§ Provided material:

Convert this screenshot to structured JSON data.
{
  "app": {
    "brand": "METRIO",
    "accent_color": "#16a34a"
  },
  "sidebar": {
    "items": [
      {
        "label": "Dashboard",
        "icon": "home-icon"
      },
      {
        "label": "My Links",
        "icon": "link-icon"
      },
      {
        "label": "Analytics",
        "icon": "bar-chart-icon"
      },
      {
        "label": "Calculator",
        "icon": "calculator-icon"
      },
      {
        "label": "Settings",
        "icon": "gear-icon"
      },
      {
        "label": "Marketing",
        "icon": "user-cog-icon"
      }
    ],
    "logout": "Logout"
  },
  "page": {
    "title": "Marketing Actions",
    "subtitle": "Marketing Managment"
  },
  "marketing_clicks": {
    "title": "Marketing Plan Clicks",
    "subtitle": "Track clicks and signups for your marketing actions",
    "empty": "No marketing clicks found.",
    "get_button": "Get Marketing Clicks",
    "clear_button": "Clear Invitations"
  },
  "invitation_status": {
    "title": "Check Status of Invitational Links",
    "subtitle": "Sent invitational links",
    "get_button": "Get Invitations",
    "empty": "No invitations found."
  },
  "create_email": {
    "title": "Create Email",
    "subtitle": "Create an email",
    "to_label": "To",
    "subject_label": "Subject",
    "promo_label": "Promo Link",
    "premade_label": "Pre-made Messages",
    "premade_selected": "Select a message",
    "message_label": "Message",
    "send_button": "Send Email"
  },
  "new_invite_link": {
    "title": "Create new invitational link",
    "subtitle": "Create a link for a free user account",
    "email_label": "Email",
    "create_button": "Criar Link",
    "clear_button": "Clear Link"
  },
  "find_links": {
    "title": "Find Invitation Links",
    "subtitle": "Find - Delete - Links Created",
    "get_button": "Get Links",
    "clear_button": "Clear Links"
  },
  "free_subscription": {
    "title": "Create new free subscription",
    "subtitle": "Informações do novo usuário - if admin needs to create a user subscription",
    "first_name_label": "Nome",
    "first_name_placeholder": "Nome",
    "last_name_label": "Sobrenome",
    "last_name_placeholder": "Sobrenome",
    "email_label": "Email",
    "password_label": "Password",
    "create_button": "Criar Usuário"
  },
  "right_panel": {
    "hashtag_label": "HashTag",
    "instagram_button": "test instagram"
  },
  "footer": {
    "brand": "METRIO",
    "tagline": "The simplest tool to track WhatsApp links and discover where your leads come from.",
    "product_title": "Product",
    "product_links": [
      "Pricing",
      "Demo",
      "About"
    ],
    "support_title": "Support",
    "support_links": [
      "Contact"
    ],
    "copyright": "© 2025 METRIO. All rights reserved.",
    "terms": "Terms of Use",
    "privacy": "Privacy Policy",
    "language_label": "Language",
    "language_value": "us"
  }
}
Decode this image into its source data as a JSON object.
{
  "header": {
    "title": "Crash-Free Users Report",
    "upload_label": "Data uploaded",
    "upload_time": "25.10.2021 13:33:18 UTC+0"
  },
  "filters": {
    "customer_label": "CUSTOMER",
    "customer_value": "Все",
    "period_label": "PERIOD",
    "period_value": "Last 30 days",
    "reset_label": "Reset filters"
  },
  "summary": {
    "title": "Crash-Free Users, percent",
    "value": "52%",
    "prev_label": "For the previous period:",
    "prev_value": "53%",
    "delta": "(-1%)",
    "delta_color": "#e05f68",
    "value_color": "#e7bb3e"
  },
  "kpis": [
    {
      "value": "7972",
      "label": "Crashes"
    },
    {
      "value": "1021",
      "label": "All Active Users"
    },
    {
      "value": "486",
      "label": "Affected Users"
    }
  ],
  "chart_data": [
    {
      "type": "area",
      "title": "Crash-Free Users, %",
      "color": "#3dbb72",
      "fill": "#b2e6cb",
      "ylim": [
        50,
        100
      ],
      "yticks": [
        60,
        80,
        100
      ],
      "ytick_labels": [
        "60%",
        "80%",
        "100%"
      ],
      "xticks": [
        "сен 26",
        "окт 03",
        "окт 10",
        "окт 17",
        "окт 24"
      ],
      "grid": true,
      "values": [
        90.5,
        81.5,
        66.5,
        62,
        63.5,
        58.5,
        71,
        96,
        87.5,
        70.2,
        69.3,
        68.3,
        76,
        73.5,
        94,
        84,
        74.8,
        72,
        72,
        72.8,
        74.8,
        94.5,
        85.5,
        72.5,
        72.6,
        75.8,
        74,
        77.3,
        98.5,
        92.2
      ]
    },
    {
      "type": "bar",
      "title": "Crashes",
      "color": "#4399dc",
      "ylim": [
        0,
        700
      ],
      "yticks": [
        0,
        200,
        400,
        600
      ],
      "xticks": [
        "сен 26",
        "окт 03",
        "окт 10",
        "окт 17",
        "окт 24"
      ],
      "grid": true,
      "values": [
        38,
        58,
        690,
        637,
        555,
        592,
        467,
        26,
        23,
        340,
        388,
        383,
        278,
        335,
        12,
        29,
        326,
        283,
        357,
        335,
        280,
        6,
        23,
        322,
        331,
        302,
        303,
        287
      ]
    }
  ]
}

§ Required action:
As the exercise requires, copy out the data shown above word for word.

§ Solution below:
Convert this screenshot to structured JSON data.
{
  "app": {
    "brand": "METRIO",
    "accent_color": "#16a34a"
  },
  "sidebar": {
    "items": [
      {
        "label": "Dashboard",
        "icon": "home-icon"
      },
      {
        "label": "My Links",
        "icon": "link-icon"
      },
      {
        "label": "Analytics",
        "icon": "bar-chart-icon"
      },
      {
        "label": "Calculator",
        "icon": "calculator-icon"
      },
      {
        "label": "Settings",
        "icon": "gear-icon"
      },
      {
        "label": "Marketing",
        "icon": "user-cog-icon"
      }
    ],
    "logout": "Logout"
  },
  "page": {
    "title": "Marketing Actions",
    "subtitle": "Marketing Managment"
  },
  "marketing_clicks": {
    "title": "Marketing Plan Clicks",
    "subtitle": "Track clicks and signups for your marketing actions",
    "empty": "No marketing clicks found.",
    "get_button": "Get Marketing Clicks",
    "clear_button": "Clear Invitations"
  },
  "invitation_status": {
    "title": "Check Status of Invitational Links",
    "subtitle": "Sent invitational links",
    "get_button": "Get Invitations",
    "empty": "No invitations found."
  },
  "create_email": {
    "title": "Create Email",
    "subtitle": "Create an email",
    "to_label": "To",
    "subject_label": "Subject",
    "promo_label": "Promo Link",
    "premade_label": "Pre-made Messages",
    "premade_selected": "Select a message",
    "message_label": "Message",
    "send_button": "Send Email"
  },
  "new_invite_link": {
    "title": "Create new invitational link",
    "subtitle": "Create a link for a free user account",
    "email_label": "Email",
    "create_button": "Criar Link",
    "clear_button": "Clear Link"
  },
  "find_links": {
    "title": "Find Invitation Links",
    "subtitle": "Find - Delete - Links Created",
    "get_button": "Get Links",
    "clear_button": "Clear Links"
  },
  "free_subscription": {
    "title": "Create new free subscription",
    "subtitle": "Informações do novo usuário - if admin needs to create a user subscription",
    "first_name_label": "Nome",
    "first_name_placeholder": "Nome",
    "last_name_label": "Sobrenome",
    "last_name_placeholder": "Sobrenome",
    "email_label": "Email",
    "password_label": "Password",
    "create_button": "Criar Usuário"
  },
  "right_panel": {
    "hashtag_label": "HashTag",
    "instagram_button": "test instagram"
  },
  "footer": {
    "brand": "METRIO",
    "tagline": "The simplest tool to track WhatsApp links and discover where your leads come from.",
    "product_title": "Product",
    "product_links": [
      "Pricing",
      "Demo",
      "About"
    ],
    "support_title": "Support",
    "support_links": [
      "Contact"
    ],
    "copyright": "© 2025 METRIO. All rights reserved.",
    "terms": "Terms of Use",
    "privacy": "Privacy Policy",
    "language_label": "Language",
    "language_value": "us"
  }
}
Decode this image into its source data as a JSON object.
{
  "header": {
    "title": "Crash-Free Users Report",
    "upload_label": "Data uploaded",
    "upload_time": "25.10.2021 13:33:18 UTC+0"
  },
  "filters": {
    "customer_label": "CUSTOMER",
    "customer_value": "Все",
    "period_label": "PERIOD",
    "period_value": "Last 30 days",
    "reset_label": "Reset filters"
  },
  "summary": {
    "title": "Crash-Free Users, percent",
    "value": "52%",
    "prev_label": "For the previous period:",
    "prev_value": "53%",
    "delta": "(-1%)",
    "delta_color": "#e05f68",
    "value_color": "#e7bb3e"
  },
  "kpis": [
    {
      "value": "7972",
      "label": "Crashes"
    },
    {
      "value": "1021",
      "label": "All Active Users"
    },
    {
      "value": "486",
      "label": "Affected Users"
    }
  ],
  "chart_data": [
    {
      "type": "area",
      "title": "Crash-Free Users, %",
      "color": "#3dbb72",
      "fill": "#b2e6cb",
      "ylim": [
        50,
        100
      ],
      "yticks": [
        60,
        80,
        100
      ],
      "ytick_labels": [
        "60%",
        "80%",
        "100%"
      ],
      "xticks": [
        "сен 26",
        "окт 03",
        "окт 10",
        "окт 17",
        "окт 24"
      ],
      "grid": true,
      "values": [
        90.5,
        81.5,
        66.5,
        62,
        63.5,
        58.5,
        71,
        96,
        87.5,
        70.2,
        69.3,
        68.3,
        76,
        73.5,
        94,
        84,
        74.8,
        72,
        72,
        72.8,
        74.8,
        94.5,
        85.5,
        72.5,
        72.6,
        75.8,
        74,
        77.3,
        98.5,
        92.2
      ]
    },
    {
      "type": "bar",
      "title": "Crashes",
      "color": "#4399dc",
      "ylim": [
        0,
        700
      ],
      "yticks": [
        0,
        200,
        400,
        600
      ],
      "xticks": [
        "сен 26",
        "окт 03",
        "окт 10",
        "окт 17",
        "окт 24"
      ],
      "grid": true,
      "values": [
        38,
        58,
        690,
        637,
        555,
        592,
        467,
        26,
        23,
        340,
        388,
        383,
        278,
        335,
        12,
        29,
        326,
        283,
        357,
        335,
        280,
        6,
        23,
        322,
        331,
        302,
        303,
        287
      ]
    }
  ]
}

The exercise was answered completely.